The ability to use a list of selectors as an argument is considered experimental, although its supported is growing at the time of this writing, including Safari (since 2015), Firefox (since December 2020), and Chrome (since January 2021).

/* the X argument can be replaced with any simple selectors */
:not(X) {
  property: value;
}

In this example we have an unordered list with a single class on the <li>:

<ul>
  <li></li>
  <li class="different"></li>
  <li></li>
</ul>

Our CSS would select all the <li> elements except the one(s) with a class of .different.

/* Style everything but the .different class */
li:not(.different) {
  font-size: 3em;
}

You could also do the same using pseudo classes which are considered a simple selector.

p:not(:nth-child(2n+1)) {
  font-size: 3em;
}

However if we use a pseudo element selector as our argument it will not produce the expected result.

:not(::first-line) { /* ::first-line is a pseudo element selector and not a simple selector */
  color: white;
}

Complex Selectors

/* select all <p>s that are not descendants of <article> */
p:not(article *) {

}

Visual Example

Visual representation of the varied uses of :not()

Specificity

The specificity of the :not pseudo-class is the specificity of its argument.
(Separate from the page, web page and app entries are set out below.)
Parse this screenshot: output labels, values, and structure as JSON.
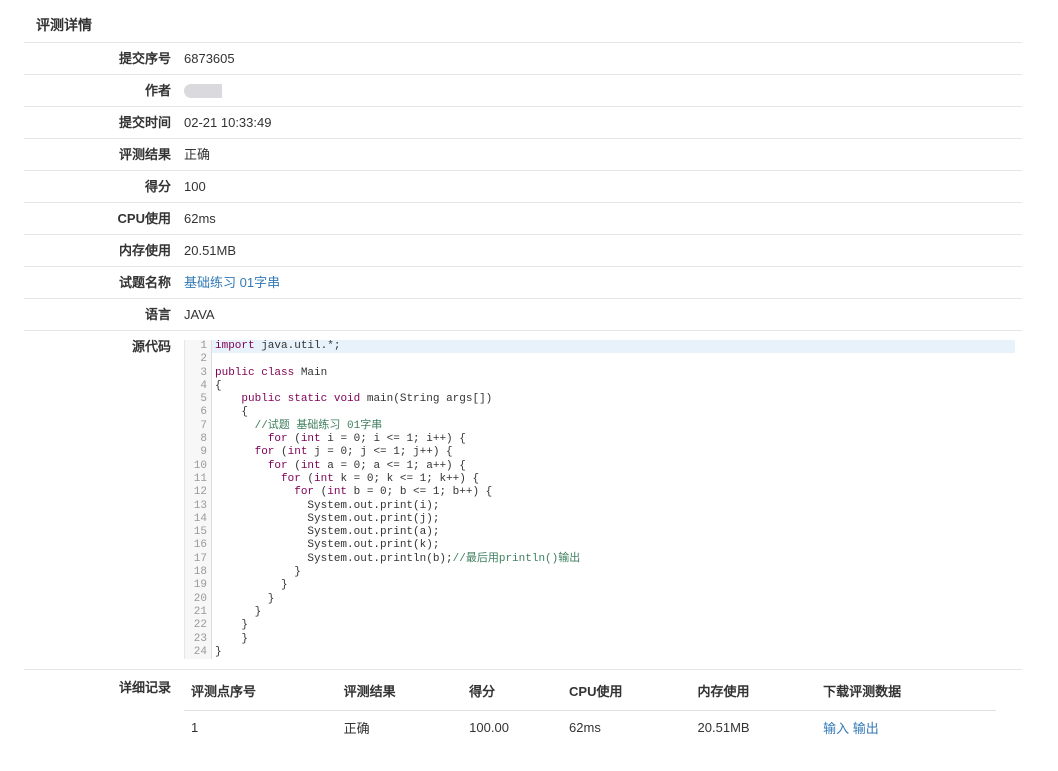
{
  "panel": {
    "title": "评测详情"
  },
  "info": [
    {
      "label": "提交序号",
      "value": "6873605"
    },
    {
      "label": "作者",
      "value": ""
    },
    {
      "label": "提交时间",
      "value": "02-21 10:33:49"
    },
    {
      "label": "评测结果",
      "value": "正确"
    },
    {
      "label": "得分",
      "value": "100"
    },
    {
      "label": "CPU使用",
      "value": "62ms"
    },
    {
      "label": "内存使用",
      "value": "20.51MB"
    },
    {
      "label": "试题名称",
      "value": "基础练习 01字串"
    },
    {
      "label": "语言",
      "value": "JAVA"
    }
  ],
  "source": {
    "label": "源代码",
    "lines": [
      "import java.util.*;",
      "",
      "public class Main",
      "{",
      "    public static void main(String args[])",
      "    {",
      "      //试题 基础练习 01字串",
      "        for (int i = 0; i <= 1; i++) {",
      "      for (int j = 0; j <= 1; j++) {",
      "        for (int a = 0; a <= 1; a++) {",
      "          for (int k = 0; k <= 1; k++) {",
      "            for (int b = 0; b <= 1; b++) {",
      "              System.out.print(i);",
      "              System.out.print(j);",
      "              System.out.print(a);",
      "              System.out.print(k);",
      "              System.out.println(b);//最后用println()输出",
      "            }",
      "          }",
      "        }",
      "      }",
      "    }",
      "    }",
      "}"
    ]
  },
  "detail": {
    "label": "详细记录",
    "headers": [
      "评测点序号",
      "评测结果",
      "得分",
      "CPU使用",
      "内存使用",
      "下载评测数据"
    ],
    "rows": [
      {
        "index": "1",
        "result": "正确",
        "score": "100.00",
        "cpu": "62ms",
        "memory": "20.51MB",
        "input": "输入",
        "output": "输出"
      }
    ]
  }
}
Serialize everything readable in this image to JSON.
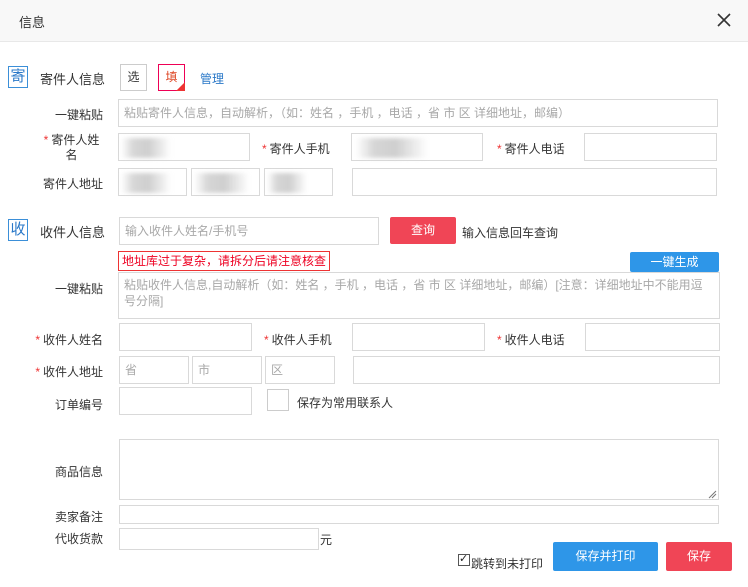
{
  "dialog": {
    "title": "信息"
  },
  "sender": {
    "section_icon": "寄",
    "section_title": "寄件人信息",
    "btn_select": "选",
    "btn_fill": "填",
    "link_manage": "管理",
    "paste_label": "一键粘贴",
    "paste_placeholder": "粘贴寄件人信息，自动解析，（如：姓名 ，手机 ，电话 ，省 市 区 详细地址，邮编）",
    "name_label": "寄件人姓名",
    "mobile_label": "寄件人手机",
    "phone_label": "寄件人电话",
    "address_label": "寄件人地址"
  },
  "receiver": {
    "section_icon": "收",
    "section_title": "收件人信息",
    "search_placeholder": "输入收件人姓名/手机号",
    "search_button": "查询",
    "search_hint": "输入信息回车查询",
    "warning": "地址库过于复杂，请拆分后请注意核查",
    "generate_button": "一键生成",
    "paste_label": "一键粘贴",
    "paste_placeholder": "粘贴收件人信息,自动解析（如：姓名 ，手机 ，电话 ，省 市 区 详细地址，邮编）[注意：详细地址中不能用逗号分隔]",
    "name_label": "收件人姓名",
    "mobile_label": "收件人手机",
    "phone_label": "收件人电话",
    "address_label": "收件人地址",
    "province_placeholder": "省",
    "city_placeholder": "市",
    "district_placeholder": "区",
    "order_label": "订单编号",
    "save_contact_label": "保存为常用联系人"
  },
  "goods": {
    "goods_label": "商品信息",
    "seller_note_label": "卖家备注",
    "cod_label": "代收货款",
    "cod_unit": "元"
  },
  "footer": {
    "jump_label": "跳转到未打印",
    "jump_checked": true,
    "save_print_button": "保存并打印",
    "save_button": "保存"
  },
  "colors": {
    "accent_blue": "#2e96e8",
    "accent_red": "#f04556",
    "link": "#2a78c8"
  },
  "icons": [
    "close-icon",
    "check-icon",
    "resize-grip-icon"
  ]
}
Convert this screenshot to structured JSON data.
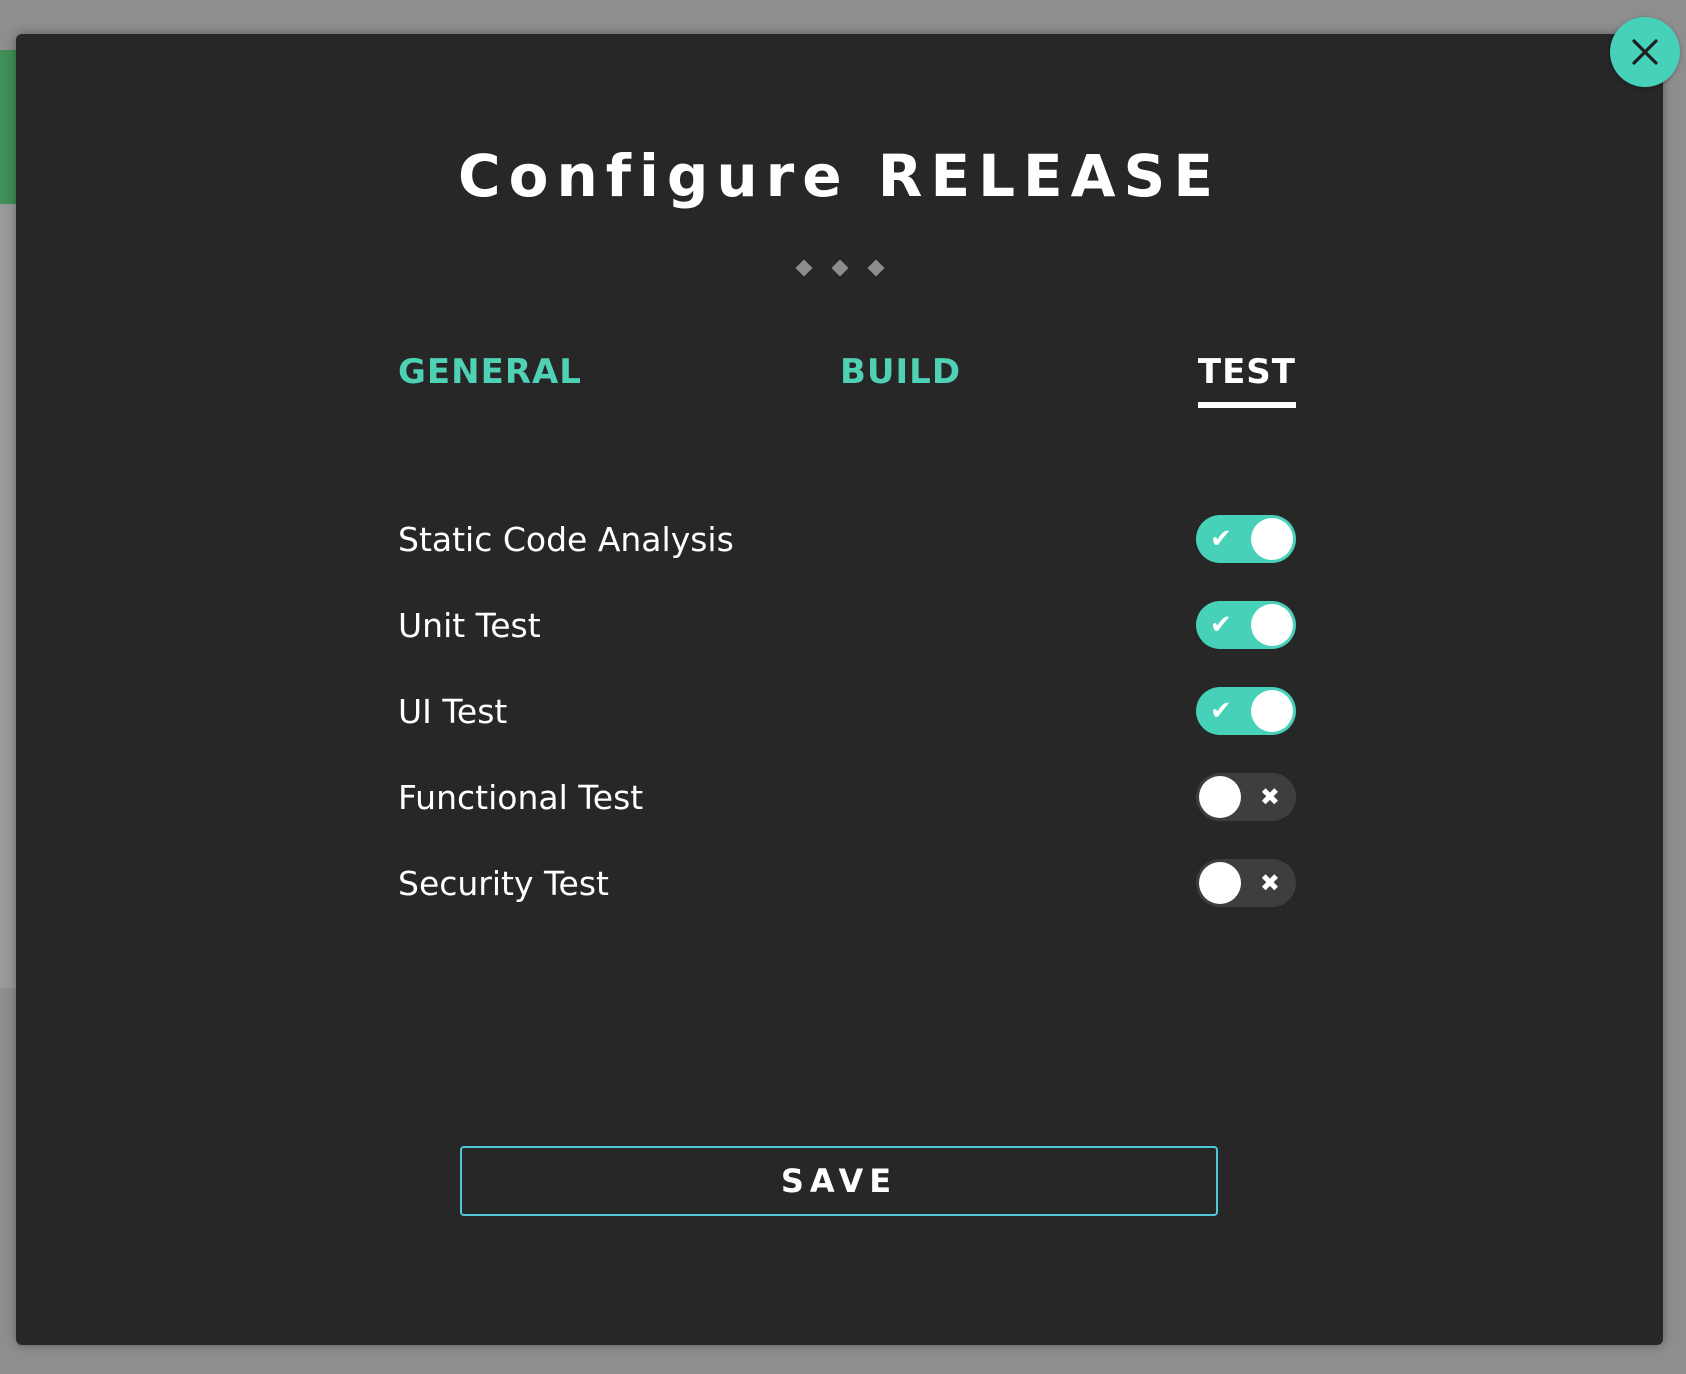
{
  "modal": {
    "title": "Configure RELEASE",
    "steps": 3
  },
  "tabs": [
    {
      "label": "GENERAL",
      "active": false
    },
    {
      "label": "BUILD",
      "active": false
    },
    {
      "label": "TEST",
      "active": true
    }
  ],
  "options": [
    {
      "label": "Static Code Analysis",
      "enabled": true
    },
    {
      "label": "Unit Test",
      "enabled": true
    },
    {
      "label": "UI Test",
      "enabled": true
    },
    {
      "label": "Functional Test",
      "enabled": false
    },
    {
      "label": "Security Test",
      "enabled": false
    }
  ],
  "save_button": {
    "label": "SAVE"
  },
  "close_button": {
    "icon": "close-icon"
  },
  "colors": {
    "accent": "#47d1b8",
    "modal_bg": "#272727",
    "save_border": "#4fc8d8"
  }
}
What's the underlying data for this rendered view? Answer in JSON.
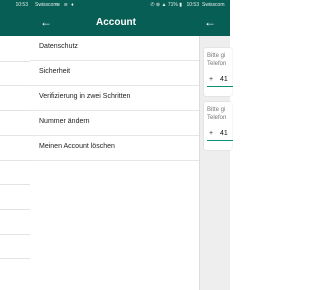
{
  "left": {
    "status_time": "10:53"
  },
  "middle": {
    "status": {
      "carrier": "Swisscom",
      "sim_icons": "≋ ≋ ♦",
      "sys_icons": "✆ ⊛ ▲ 71% ▮",
      "time": "10:53"
    },
    "appbar": {
      "back": "←",
      "title": "Account"
    },
    "menu": [
      {
        "label": "Datenschutz"
      },
      {
        "label": "Sicherheit"
      },
      {
        "label": "Verifizierung in zwei Schritten"
      },
      {
        "label": "Nummer ändern"
      },
      {
        "label": "Meinen Account löschen"
      }
    ]
  },
  "right": {
    "status_carrier": "Swisscom",
    "appbar": {
      "back": "←"
    },
    "cards": [
      {
        "line1": "Bitte gi",
        "line2": "Telefon",
        "plus": "+",
        "code": "41"
      },
      {
        "line1": "Bitte gi",
        "line2": "Telefon",
        "plus": "+",
        "code": "41"
      }
    ]
  },
  "colors": {
    "appbar": "#075e54",
    "accent": "#0a8f7e"
  }
}
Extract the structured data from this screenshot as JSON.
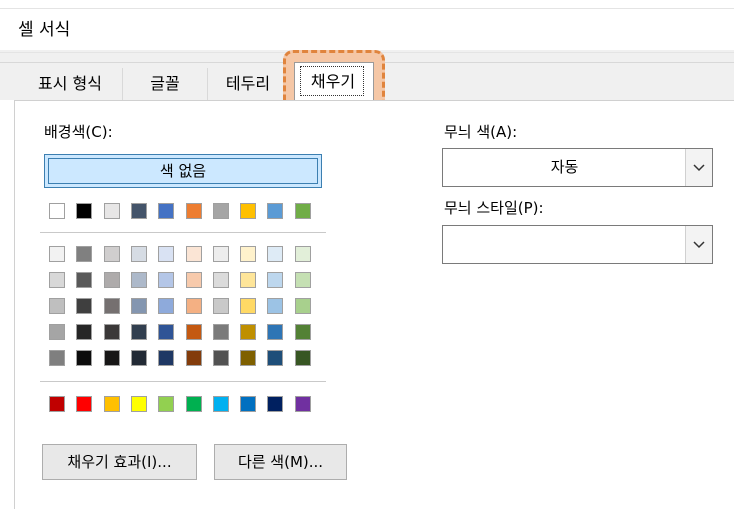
{
  "window": {
    "title": "셀 서식"
  },
  "tabs": [
    {
      "label": "표시 형식"
    },
    {
      "label": "글꼴"
    },
    {
      "label": "테두리"
    },
    {
      "label": "채우기",
      "active": true
    }
  ],
  "fill": {
    "background_label": "배경색(C):",
    "no_color_label": "색 없음",
    "theme_top_row": [
      "#ffffff",
      "#000000",
      "#e7e6e6",
      "#44546a",
      "#4472c4",
      "#ed7d31",
      "#a5a5a5",
      "#ffc000",
      "#5b9bd5",
      "#70ad47"
    ],
    "theme_shades": [
      [
        "#f2f2f2",
        "#808080",
        "#d0cece",
        "#d6dce4",
        "#d9e2f3",
        "#fbe5d5",
        "#ededed",
        "#fff2cc",
        "#deebf6",
        "#e2efd9"
      ],
      [
        "#d8d8d8",
        "#595959",
        "#aeabab",
        "#adb9ca",
        "#b4c6e7",
        "#f7caac",
        "#dbdbdb",
        "#fee599",
        "#bdd7ee",
        "#c5e0b3"
      ],
      [
        "#bfbfbf",
        "#3f3f3f",
        "#757070",
        "#8496b0",
        "#8eaadb",
        "#f4b083",
        "#c9c9c9",
        "#ffd965",
        "#9cc3e5",
        "#a8d08d"
      ],
      [
        "#a5a5a5",
        "#262626",
        "#3a3838",
        "#323f4f",
        "#2f5496",
        "#c45911",
        "#7b7b7b",
        "#bf8f00",
        "#2e75b5",
        "#538135"
      ],
      [
        "#7f7f7f",
        "#0c0c0c",
        "#171616",
        "#222a35",
        "#1f3864",
        "#833c0b",
        "#525252",
        "#7f6000",
        "#1e4e79",
        "#375623"
      ]
    ],
    "standard_colors": [
      "#c00000",
      "#ff0000",
      "#ffc000",
      "#ffff00",
      "#92d050",
      "#00b050",
      "#00b0f0",
      "#0070c0",
      "#002060",
      "#7030a0"
    ],
    "fill_effects_button": "채우기 효과(I)...",
    "more_colors_button": "다른 색(M)..."
  },
  "pattern": {
    "color_label": "무늬 색(A):",
    "color_value": "자동",
    "style_label": "무늬 스타일(P):",
    "style_value": ""
  }
}
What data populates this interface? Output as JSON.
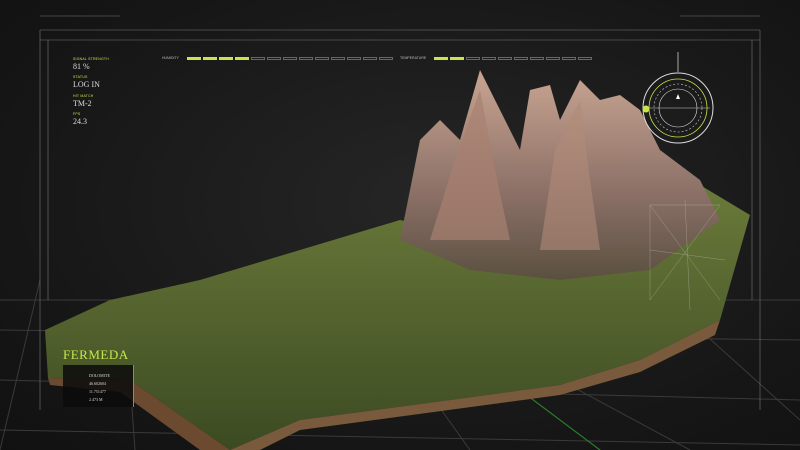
{
  "left_panel": [
    {
      "label": "SIGNAL STRENGTH",
      "value": "81 %"
    },
    {
      "label": "STATUS",
      "value": "LOG IN"
    },
    {
      "label": "HIT MATCH",
      "value": "TM-2"
    },
    {
      "label": "FPS",
      "value": "24.3"
    }
  ],
  "humidity": {
    "label": "HUMIDITY",
    "segments_total": 13,
    "segments_on": 4
  },
  "temperature": {
    "label": "TEMPERATURE",
    "segments_total": 10,
    "segments_on": 2
  },
  "location": {
    "name": "FERMEDA",
    "type": "DOLOMITE",
    "lat": "46.602604",
    "lon": "11.751477",
    "altitude": "2.473 M"
  },
  "colors": {
    "accent": "#c8e64a",
    "background": "#151515"
  }
}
The :not() pseudo-class does not add to the selector specificity, unlike other pseudo-classes. 

Negations may not be nested so :not(:not(...)) is never permitted. Authors should also note that since pseudo-elements are not considered a simple selector, they are not valid as an argument to :not(X). Be mindful when using attribute selectors as some are not widely supported as others. Chaining :not selectors with other :not selectors is permissible.

Browser support

The :not() pseudo class has been updated in the CSS Selectors Level 4 specification to allow an argument list. In CSS Selectors Level 3, it was only capable of accepting a single simple selector. As a result, browser support is a little divided between the Level 3 and Level 4 drafts.

Simple selectors

IEEdgeFirefoxChromeSafariOpera
9+AllAllAll12.1+All
Android ChromeAndroid FirefoxAndroid BrowseriOS SafariOpera Mobile
AllAllAllAllAll

Selector lists

This browser support data is from Caniuse, which has more detail. A number indicates that browser supports the feature at that version and up.

Desktop

ChromeFirefoxIEEdgeSafari
8884No889

Mobile / Tablet

Android ChromeAndroid FirefoxAndroidiOS Safari
8986899.0-9.2

More information